Credits: Stan Libuda

As is usual in oval racing, overtaking takes place also on the outside lane. In the big races the wheat is separated from the chaff when the top drivers fight for a single position for several laps around the track.

Sandy Vogels plays important role

Sandy Vogels from Montfort in the Netherlands, who is a full-time air conditioning specialist, is certainly considered to be the man of the first hour. The Posterholt race track is only a stone’s throw away from his home.

He earned his skills in motorsports by accompanying Max Verstappen as a race mechanic during his karting days. He also participated in the team of Laurens van der Velde (#78) in the National Hotrods. Vogels also built up Ministox and Stock Rods cars. Laurens van der Velde’s daughter, Beau, achieved great success in Posterholt with a left-handed Stock Rod.

Unfortunately the drivers with the left-hand drive Stock Rods were limited to participating in races in Posterholt. Already in 2014 Vogels had built a right-hand drive car with which Beau van der Velde should have driven in England. However, due to her job with a lot of work at the weekend, the plan never became reality.

A contact to a Scottish driver

Last year Vogels got in contact with the family of Shuv-On Martin (#25) from Scotland, who is certainly one of the fastest women on the oval. Through this cooperation the Continental Stock Rod class took off, to which of course the organizer NOV in Lelystad contributed significantly.

Credits: Stan Libuda

As right-hand drive vehicles, the cars are built strictly in accordance with the regulations of Spedeworth Motorsports in England and can be driven both in the Netherlands and on the island.

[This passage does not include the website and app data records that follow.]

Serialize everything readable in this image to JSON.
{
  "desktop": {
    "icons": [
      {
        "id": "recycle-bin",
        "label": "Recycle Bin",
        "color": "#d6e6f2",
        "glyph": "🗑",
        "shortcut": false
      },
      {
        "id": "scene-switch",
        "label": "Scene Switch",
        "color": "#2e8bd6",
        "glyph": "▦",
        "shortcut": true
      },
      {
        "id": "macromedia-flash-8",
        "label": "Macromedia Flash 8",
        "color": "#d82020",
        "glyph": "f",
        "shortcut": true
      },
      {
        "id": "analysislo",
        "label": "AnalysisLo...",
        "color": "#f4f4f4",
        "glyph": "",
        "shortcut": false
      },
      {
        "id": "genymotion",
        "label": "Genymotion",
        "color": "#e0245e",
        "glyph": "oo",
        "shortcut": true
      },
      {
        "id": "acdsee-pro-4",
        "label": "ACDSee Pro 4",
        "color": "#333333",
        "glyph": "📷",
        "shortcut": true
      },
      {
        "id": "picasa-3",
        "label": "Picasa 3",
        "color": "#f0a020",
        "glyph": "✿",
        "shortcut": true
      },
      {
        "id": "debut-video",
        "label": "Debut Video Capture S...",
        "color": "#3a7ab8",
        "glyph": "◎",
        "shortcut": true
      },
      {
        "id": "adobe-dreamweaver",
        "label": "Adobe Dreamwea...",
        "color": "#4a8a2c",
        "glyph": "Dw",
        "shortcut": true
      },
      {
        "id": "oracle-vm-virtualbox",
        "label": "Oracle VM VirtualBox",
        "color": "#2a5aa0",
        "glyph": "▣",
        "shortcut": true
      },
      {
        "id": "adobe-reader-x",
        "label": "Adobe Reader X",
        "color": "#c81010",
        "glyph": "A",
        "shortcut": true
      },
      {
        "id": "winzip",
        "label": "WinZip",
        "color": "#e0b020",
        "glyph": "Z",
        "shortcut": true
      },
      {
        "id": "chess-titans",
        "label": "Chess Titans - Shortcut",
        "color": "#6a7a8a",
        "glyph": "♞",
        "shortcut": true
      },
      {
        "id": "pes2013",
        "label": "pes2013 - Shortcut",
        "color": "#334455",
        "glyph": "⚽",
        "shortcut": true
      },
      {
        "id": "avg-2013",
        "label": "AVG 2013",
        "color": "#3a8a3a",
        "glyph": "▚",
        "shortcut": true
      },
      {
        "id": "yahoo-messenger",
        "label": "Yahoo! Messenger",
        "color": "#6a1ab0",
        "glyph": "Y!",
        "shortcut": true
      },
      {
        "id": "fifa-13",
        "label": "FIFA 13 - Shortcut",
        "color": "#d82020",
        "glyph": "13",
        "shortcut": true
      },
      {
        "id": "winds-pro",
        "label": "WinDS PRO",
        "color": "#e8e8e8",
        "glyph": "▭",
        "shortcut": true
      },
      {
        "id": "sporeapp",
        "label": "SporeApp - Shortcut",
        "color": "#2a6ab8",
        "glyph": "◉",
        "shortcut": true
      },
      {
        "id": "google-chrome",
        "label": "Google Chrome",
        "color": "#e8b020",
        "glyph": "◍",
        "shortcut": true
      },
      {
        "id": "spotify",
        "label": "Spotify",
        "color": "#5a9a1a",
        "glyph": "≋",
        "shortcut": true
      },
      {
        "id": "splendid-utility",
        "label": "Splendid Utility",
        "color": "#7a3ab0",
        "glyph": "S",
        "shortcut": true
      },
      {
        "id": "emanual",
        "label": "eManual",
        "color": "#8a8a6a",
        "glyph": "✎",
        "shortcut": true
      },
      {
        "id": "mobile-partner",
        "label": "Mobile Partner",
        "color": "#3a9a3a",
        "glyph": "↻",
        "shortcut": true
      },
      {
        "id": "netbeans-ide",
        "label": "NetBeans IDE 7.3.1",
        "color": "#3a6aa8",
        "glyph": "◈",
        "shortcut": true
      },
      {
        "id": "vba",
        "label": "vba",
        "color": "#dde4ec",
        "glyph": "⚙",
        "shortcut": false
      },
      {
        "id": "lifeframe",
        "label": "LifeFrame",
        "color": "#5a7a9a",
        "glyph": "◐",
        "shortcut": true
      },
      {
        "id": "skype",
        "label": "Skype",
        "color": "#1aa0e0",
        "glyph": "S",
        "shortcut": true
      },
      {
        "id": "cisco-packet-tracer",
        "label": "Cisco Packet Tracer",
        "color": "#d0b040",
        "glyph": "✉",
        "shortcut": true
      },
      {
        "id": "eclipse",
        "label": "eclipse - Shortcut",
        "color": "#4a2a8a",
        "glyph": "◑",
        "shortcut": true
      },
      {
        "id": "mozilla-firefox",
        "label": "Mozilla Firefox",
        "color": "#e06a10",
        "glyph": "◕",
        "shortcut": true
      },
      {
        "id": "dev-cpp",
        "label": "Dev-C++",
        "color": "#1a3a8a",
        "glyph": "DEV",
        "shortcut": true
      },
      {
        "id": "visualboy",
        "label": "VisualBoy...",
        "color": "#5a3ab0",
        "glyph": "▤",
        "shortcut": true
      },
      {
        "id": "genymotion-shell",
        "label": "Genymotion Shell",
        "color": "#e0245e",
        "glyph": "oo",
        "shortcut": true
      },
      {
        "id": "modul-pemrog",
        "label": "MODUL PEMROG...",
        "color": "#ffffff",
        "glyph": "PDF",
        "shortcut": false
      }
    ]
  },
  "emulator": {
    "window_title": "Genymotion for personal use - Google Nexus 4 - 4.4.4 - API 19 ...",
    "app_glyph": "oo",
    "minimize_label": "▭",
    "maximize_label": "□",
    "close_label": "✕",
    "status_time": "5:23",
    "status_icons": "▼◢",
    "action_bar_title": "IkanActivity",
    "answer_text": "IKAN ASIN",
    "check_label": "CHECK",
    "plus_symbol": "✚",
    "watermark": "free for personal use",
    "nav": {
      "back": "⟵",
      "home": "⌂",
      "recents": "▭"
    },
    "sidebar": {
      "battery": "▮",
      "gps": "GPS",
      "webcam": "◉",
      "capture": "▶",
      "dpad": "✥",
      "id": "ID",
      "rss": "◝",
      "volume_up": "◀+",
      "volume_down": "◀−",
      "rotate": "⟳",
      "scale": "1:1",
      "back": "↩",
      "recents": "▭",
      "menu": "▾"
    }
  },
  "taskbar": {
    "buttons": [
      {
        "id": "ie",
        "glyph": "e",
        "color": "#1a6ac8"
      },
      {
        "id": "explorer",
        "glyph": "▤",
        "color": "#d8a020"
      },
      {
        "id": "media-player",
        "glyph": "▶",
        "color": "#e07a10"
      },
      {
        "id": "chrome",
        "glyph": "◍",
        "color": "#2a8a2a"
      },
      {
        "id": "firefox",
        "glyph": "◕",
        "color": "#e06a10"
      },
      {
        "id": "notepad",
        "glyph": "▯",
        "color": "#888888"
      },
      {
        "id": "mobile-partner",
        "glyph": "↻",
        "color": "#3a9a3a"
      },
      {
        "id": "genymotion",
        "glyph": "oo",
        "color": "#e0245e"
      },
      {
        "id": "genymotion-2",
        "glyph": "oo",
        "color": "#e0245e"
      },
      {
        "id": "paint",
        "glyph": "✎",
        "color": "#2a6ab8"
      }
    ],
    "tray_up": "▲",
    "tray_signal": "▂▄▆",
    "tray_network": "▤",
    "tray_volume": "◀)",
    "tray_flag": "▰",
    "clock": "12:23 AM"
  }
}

Cooperation makes sense

This cooperation enables large grids and also gives drivers from the European mainland the chance to participate in major races in the UK. These include the World Championship in Ipswich in July and the National Championship, which is held in the Hednesford Hills near Birmingham in August.

In 2019 there were already several demo races of the Continental Stock Rods at the Midland Circuit Lelystad, as the class wanted to take off in 2020. Due to the coronavirus pandemic motorsport in the Netherlands has been suspended until September 1.

A story of success: the 2.0 Hotrods

The 2.0 Hotrods show how fruitful the exchange with the island can be. This class has also been added to the race calendar in 2014 in accordance with Spedeworth’s regulations to allow an exchange between the Netherlands and Great Britain.

The result: in 2020, around 25 cars from Germany and the Netherlands were entered. By 2019 the class was already providing great races. For the Speedweekend in Ter Apel in September, an additional 15 drivers from the UK showed up, providing a very large grid. Similarly, the teams from the mainland also like to go to England.

Everyone involved hopes that normality will soon return, so that the Continental Stock Rods class can also be seen on the European mainland. The success of the 2.0 Hotrods could also become a reality in this class in the same way, because the Stock Rods are very popular in the Netherlands and Germany. Many current Autospeedway drivers have started their career in this class.

Stan Libuda